A popular new game provides an experience with plasticity

Not too long ago, my kids introduced me to Wordle, an internet-based word game that everyone seems to be playing these days. If you haven’t yet tried it, it is a daily puzzle where you try to figure out a five-letter word in six tries. You get feedback on each of your guesses – which letters are not in the word, which letters are in the word but in another place, and which letters are correct.

I love word games and eagerly agreed to try it. Folks, it actually hurt my brain. I swear I could feel my mental gears grinding as my mind, which is quite accustomed to making words out of a handful of available letters (Words With Friends, Scrabble, Boggle), tried to figure out a word that could contain any letter at all.

I finished my first round of the game feeling the way I vaguely remember feeling in my earliest yoga classes. Surprisingly challenged that something that appeared to be so simple could be so incredibly hard. A little sore and a little stiff. And, mostly, ready for another go!

Persistence and practice lead to plasticity

Just as was my physical experience on my yoga mat, by showing up each day to play (a.k.a. practice), my experience with Wordle has changed dramatically. While playing the game is not easier, I’m pleased to say it no longer hurts. In only 14 days, I can tell that my mind is rising to the challenge of the puzzle by creating new neural pathways because of the mental flexibility or freedom I feel as I fiddle around trying to solve the puzzle.

Yoga postures obviously improve the plasticity of the body. In asking us to figure out how to follow complicated instructions to form intricate shapes with our bodies, yoga is also challenging our neuroplasticity. Most obviously, practicing yoga asks us to develop neural pathways that help us do new things with ever increasingly ease and grace.

The pathways that develop along the way to that ease and grace that are even more valuable. As we face challenge after challenge in the relative safety of our yoga mat (after all, nothing that happens on a yoga mat matters much in real life), the practice reveals habits, beliefs, and assumptions that are so engrained in our problem-solving strategies that we refer to them as “autopilot.” It’s living on autopilot that makes us vulnerable to becoming mentally stiff, old, and cranky.

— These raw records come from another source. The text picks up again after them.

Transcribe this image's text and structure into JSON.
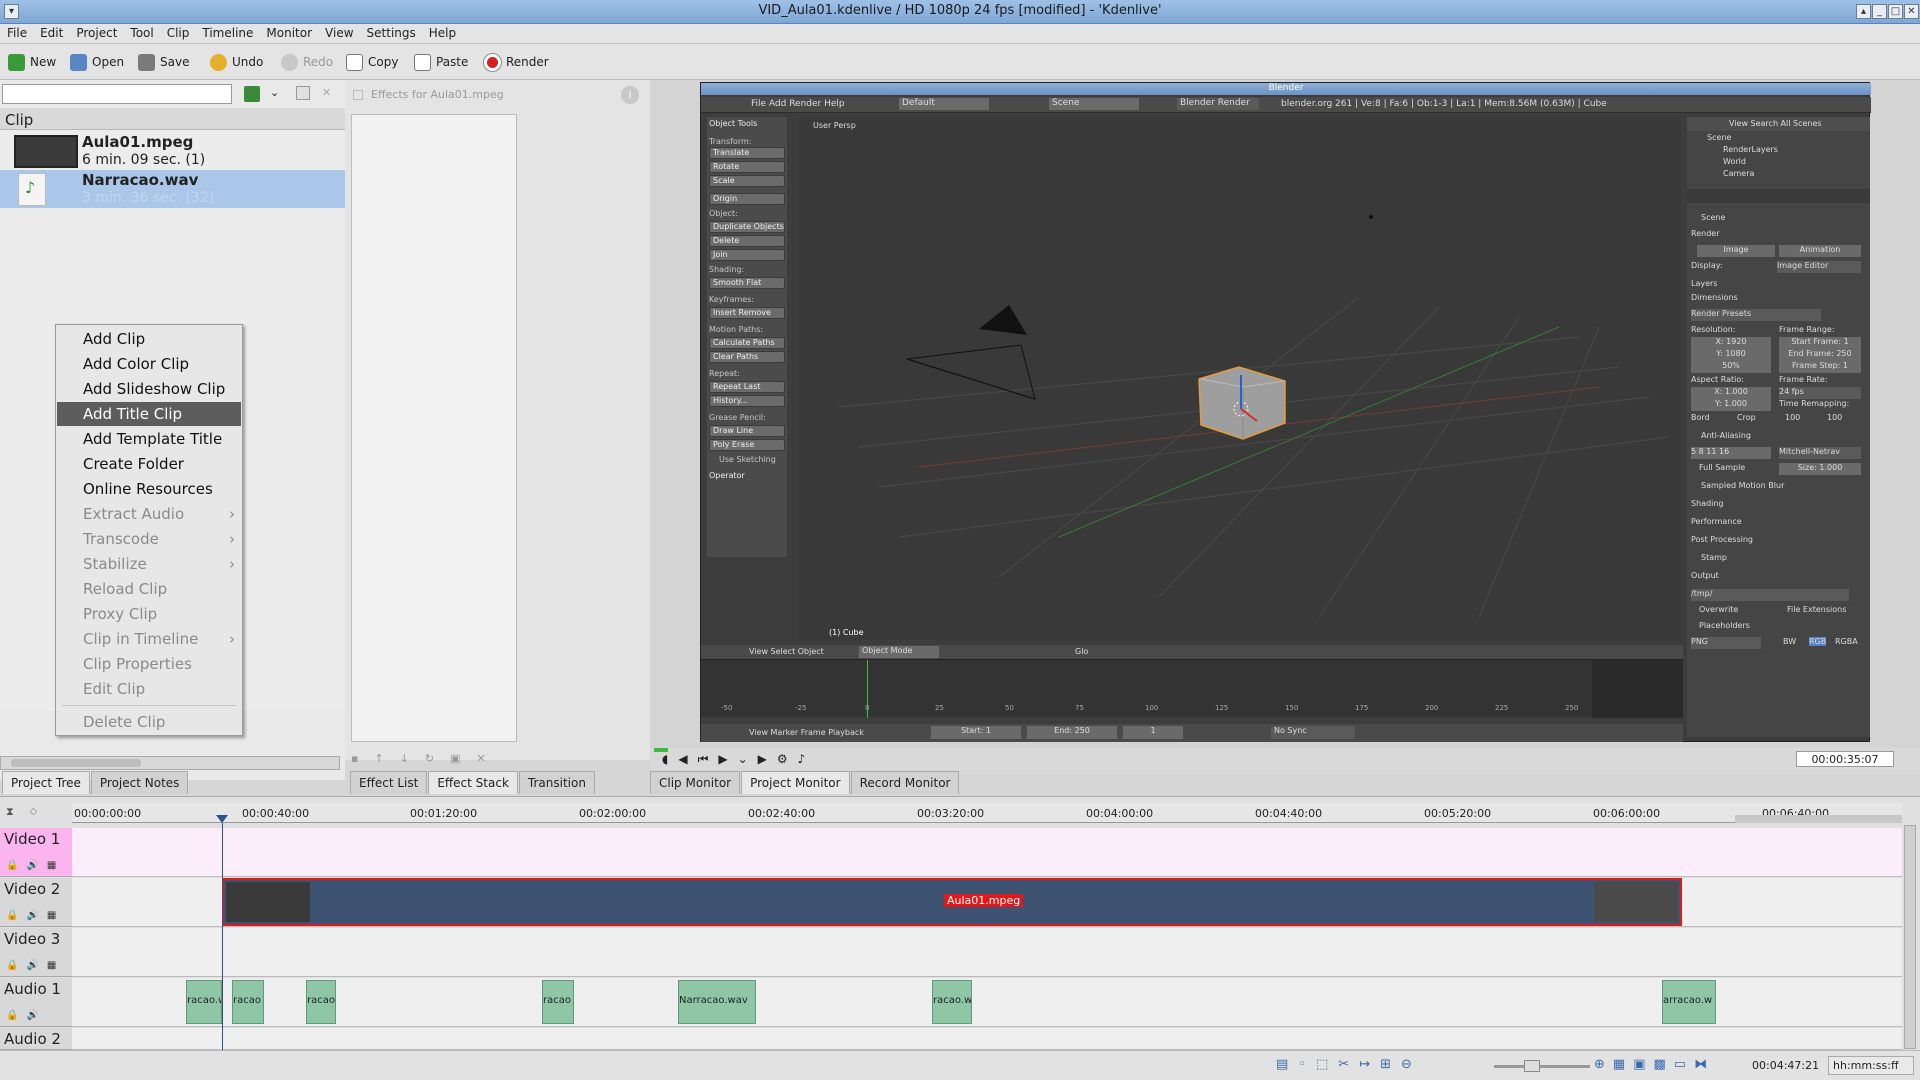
{
  "window": {
    "title": "VID_Aula01.kdenlive / HD 1080p 24 fps [modified] - 'Kdenlive'"
  },
  "menubar": [
    "File",
    "Edit",
    "Project",
    "Tool",
    "Clip",
    "Timeline",
    "Monitor",
    "View",
    "Settings",
    "Help"
  ],
  "toolbar": {
    "new": "New",
    "open": "Open",
    "save": "Save",
    "undo": "Undo",
    "redo": "Redo",
    "copy": "Copy",
    "paste": "Paste",
    "render": "Render"
  },
  "project_bin": {
    "header": "Clip",
    "clips": [
      {
        "name": "Aula01.mpeg",
        "duration": "6 min. 09 sec. (1)"
      },
      {
        "name": "Narracao.wav",
        "duration": "3 min. 36 sec. (32)"
      }
    ]
  },
  "context_menu": {
    "items": [
      {
        "label": "Add Clip",
        "enabled": true
      },
      {
        "label": "Add Color Clip",
        "enabled": true
      },
      {
        "label": "Add Slideshow Clip",
        "enabled": true
      },
      {
        "label": "Add Title Clip",
        "enabled": true,
        "selected": true
      },
      {
        "label": "Add Template Title",
        "enabled": true
      },
      {
        "label": "Create Folder",
        "enabled": true
      },
      {
        "label": "Online Resources",
        "enabled": true
      },
      {
        "label": "Extract Audio",
        "enabled": false,
        "submenu": true
      },
      {
        "label": "Transcode",
        "enabled": false,
        "submenu": true
      },
      {
        "label": "Stabilize",
        "enabled": false,
        "submenu": true
      },
      {
        "label": "Reload Clip",
        "enabled": false
      },
      {
        "label": "Proxy Clip",
        "enabled": false
      },
      {
        "label": "Clip in Timeline",
        "enabled": false,
        "submenu": true
      },
      {
        "label": "Clip Properties",
        "enabled": false
      },
      {
        "label": "Edit Clip",
        "enabled": false
      },
      {
        "label": "Delete Clip",
        "enabled": false
      }
    ]
  },
  "effects": {
    "header": "Effects for Aula01.mpeg"
  },
  "blender": {
    "title": "Blender",
    "header_menus": "File   Add   Render   Help",
    "layout": "Default",
    "scene": "Scene",
    "engine": "Blender Render",
    "info": "blender.org 261 | Ve:8 | Fa:6 | Ob:1-3 | La:1 | Mem:8.56M (0.63M) | Cube",
    "viewport_label": "User Persp",
    "object_label": "(1) Cube",
    "tools": {
      "title": "Object Tools",
      "transform": "Transform:",
      "translate": "Translate",
      "rotate": "Rotate",
      "scale": "Scale",
      "origin": "Origin",
      "object": "Object:",
      "duplicate": "Duplicate Objects",
      "delete": "Delete",
      "join": "Join",
      "shading": "Shading:",
      "smooth": "Smooth  Flat",
      "keyframes": "Keyframes:",
      "insert": "Insert    Remove",
      "motion": "Motion Paths:",
      "calc": "Calculate Paths",
      "clear": "Clear Paths",
      "repeat": "Repeat:",
      "repeat_last": "Repeat Last",
      "history": "History...",
      "grease": "Grease Pencil:",
      "draw": "Draw      Line",
      "poly": "Poly      Erase",
      "sketch": "Use Sketching",
      "operator": "Operator"
    },
    "outliner": {
      "menus": "View   Search   All Scenes",
      "scene": "Scene",
      "layers": "RenderLayers",
      "world": "World",
      "camera": "Camera"
    },
    "props": {
      "scene": "Scene",
      "render": "Render",
      "image": "Image",
      "animation": "Animation",
      "display": "Display:",
      "display_val": "Image Editor",
      "layers": "Layers",
      "dimensions": "Dimensions",
      "presets": "Render Presets",
      "resolution": "Resolution:",
      "frame_range": "Frame Range:",
      "x": "X: 1920",
      "y": "Y: 1080",
      "pct": "50%",
      "start": "Start Frame: 1",
      "end": "End Frame: 250",
      "step": "Frame Step: 1",
      "aspect": "Aspect Ratio:",
      "frame_rate": "Frame Rate:",
      "ax": "X: 1.000",
      "ay": "Y: 1.000",
      "fps": "24 fps",
      "remap": "Time Remapping:",
      "border": "Bord",
      "crop": "Crop",
      "old": "100",
      "new": "100",
      "aa": "Anti-Aliasing",
      "aa_vals": "5   8   11   16",
      "filter": "Mitchell-Netrav",
      "full": "Full Sample",
      "size": "Size: 1.000",
      "smb": "Sampled Motion Blur",
      "shading": "Shading",
      "perf": "Performance",
      "post": "Post Processing",
      "stamp": "Stamp",
      "output": "Output",
      "path": "/tmp/",
      "overwrite": "Overwrite",
      "ext": "File Extensions",
      "placeholders": "Placeholders",
      "png": "PNG",
      "bw": "BW",
      "rgb": "RGB",
      "rgba": "RGBA"
    },
    "view_hdr": "View   Select   Object",
    "mode": "Object Mode",
    "orient": "Glo",
    "tl_hdr": "View   Marker   Frame   Playback",
    "tl_start": "Start: 1",
    "tl_end": "End: 250",
    "tl_frame": "1",
    "sync": "No Sync",
    "tl_ticks": [
      "-50",
      "-25",
      "0",
      "25",
      "50",
      "75",
      "100",
      "125",
      "150",
      "175",
      "200",
      "225",
      "250"
    ]
  },
  "monitor": {
    "timecode": "00:00:35:07"
  },
  "bottom_tabs": {
    "left": [
      "Project Tree",
      "Project Notes"
    ],
    "middle": [
      "Effect List",
      "Effect Stack",
      "Transition"
    ],
    "monitors": [
      "Clip Monitor",
      "Project Monitor",
      "Record Monitor"
    ]
  },
  "timeline": {
    "ruler": [
      "00:00:00:00",
      "00:00:40:00",
      "00:01:20:00",
      "00:02:00:00",
      "00:02:40:00",
      "00:03:20:00",
      "00:04:00:00",
      "00:04:40:00",
      "00:05:20:00",
      "00:06:00:00",
      "00:06:40:00"
    ],
    "tracks": [
      "Video 1",
      "Video 2",
      "Video 3",
      "Audio 1",
      "Audio 2"
    ],
    "video_clip": "Aula01.mpeg",
    "audio_labels": [
      "racao.w",
      "racao",
      "racao",
      "racao",
      "Narracao.wav",
      "racao.w",
      "arracao.w"
    ]
  },
  "status": {
    "timecode": "00:04:47:21",
    "format": "hh:mm:ss:ff"
  },
  "colors": {
    "selection": "#aac6e8",
    "menu_highlight": "#5d5d5d",
    "clip_video": "#3e5271",
    "clip_border": "#e0191b",
    "clip_audio": "#8fc7a6",
    "video1_track": "#fbedfa"
  }
}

Could yoga be an elixir of youth?

Though most people do not think of it as such, yoga is, essentially, a time-tested method for shifting our minds out of autopilot. With practice, we create inner clarity, which allow us to notice and release established patterns of reactivity so that we can more appropriately and compassionately respond to the ups and downs of our lives.

Just as I could see and feel a change in the way my brain worked after only two weeks of playing Wordle, if you’re paying attention, it won’t be long after you begin to practice yoga that you will feel a shift in the way you are responding to life.

Unlike Wordle, however, the transformation that comes from a sustained yoga practice can and will continue to unfold decade after decade. As long as we’re willing to meet and stretch toward yoga’s inner and outer challenges, the resulting plasticity will keep you physically and mentally younger than our years for the rest of our lives!

If you’d like to know more about the way yoga changes you from the inside out, take a look at my self-paced recorded class on yoga’s guiding tenets – the yamas and the niyamas. Students say that their journey through the course was transformative!